Yes, there were some issues with drops for Enunwa, but as a seventh-round project out of a run-heavy program at Nebraska, there were bound to be some bumps in the road. With improved consistency in holding on to the ball, Enunwa could be a vital piece of Gailey’s offense.
The receiver has already made a strong impression superstar Brandon Marshall who referred to Enunwa as “one of my favorite receivers I’ve ever played with because nobody else s asked to do the things he does” in referring to Enunwa’s hard-nosed playing style at H-back during an interview with JetNation.com earlier this off-season.
Enunwa’s physicality and his willingness to “stick his face in the fan” makes him a candidate for continued reps on the inside, while his 4.4 speed and pedigree also make him an option to line up outside to challenge defenses deep.
Having Forte to move around from the backfield to the slot and Enunwa who can line up at just about any receiver spot as well as H-back, the return of tight end/H-Back Jace Amaro will only add to the number of options Gailey has.
Amaro spent the majority of his time in the slot at Texas Tech when he caught 106 passes for 1,352 yards and 7 scores before being chosen
by the Jets two seasons ago. Even still, Amaro envisions himself as being able to play in a more traditional tight end role, which could benefit Gang Green immensely.
The two biggest concerns regarding Amaro are his inconsistent hands (six drops as a rookie) and his questionable blocking when he moves from the slot to the tight end or H-back position. Blocking isn’t something he was asked to do a great deal of in college but the Jets would like to see him become a more well-rounded player. If he’s productive enough, Gailey will find a way to incorporate Amaro into his scheme one way or another.
As a rookie, there are some encouraging, but also misleading statistics regarding Amaro’s up and down production.
He did lead all rookie tight ends in receptions with 38, but more than a quarter of those receptions came in a single game against the Denver Broncos when he hauled in 10 receptions for 68 yards and a touchdown.
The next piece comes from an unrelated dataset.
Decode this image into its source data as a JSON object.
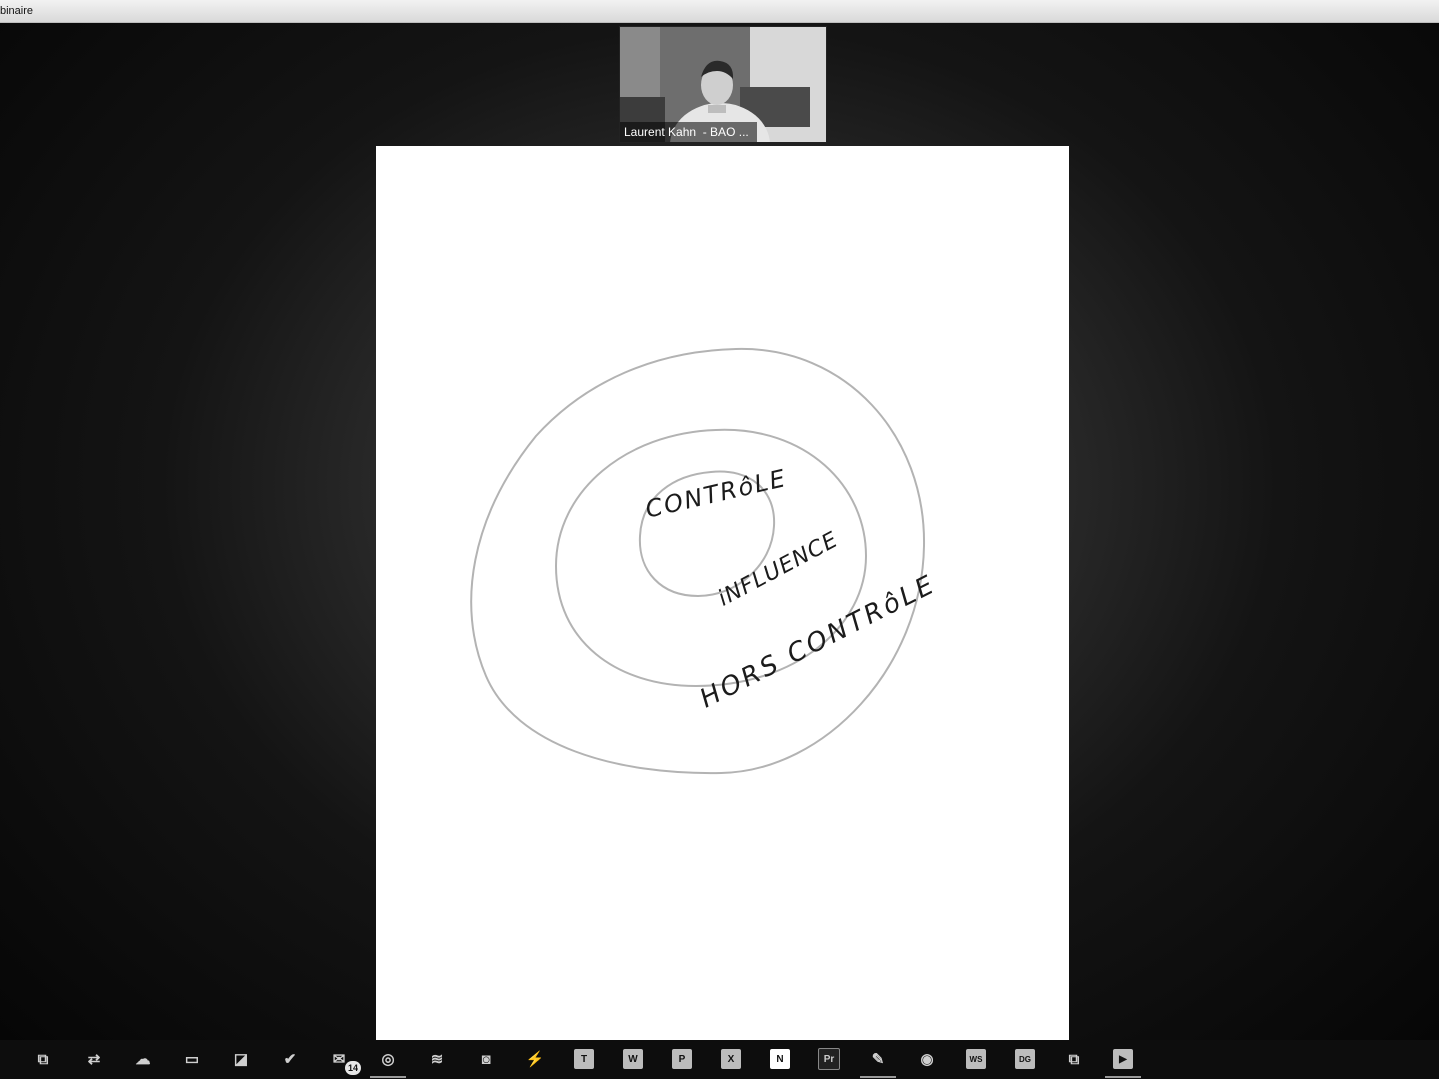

In the rest of his games (13 total), Amaro had just 28 catches and 277 yards, good for just over 2 catches and 21 yards per game.
Despite rumors of Amaro’s roster spot being in jeopardy, his size and versatility paired with the Jets lack of options at the tight end position should mean he sticks on the final 53 and joins Marshall, Decker, Forte and Enunwa on Gailey’s chess board, hoping to resemble a king more than a pawn.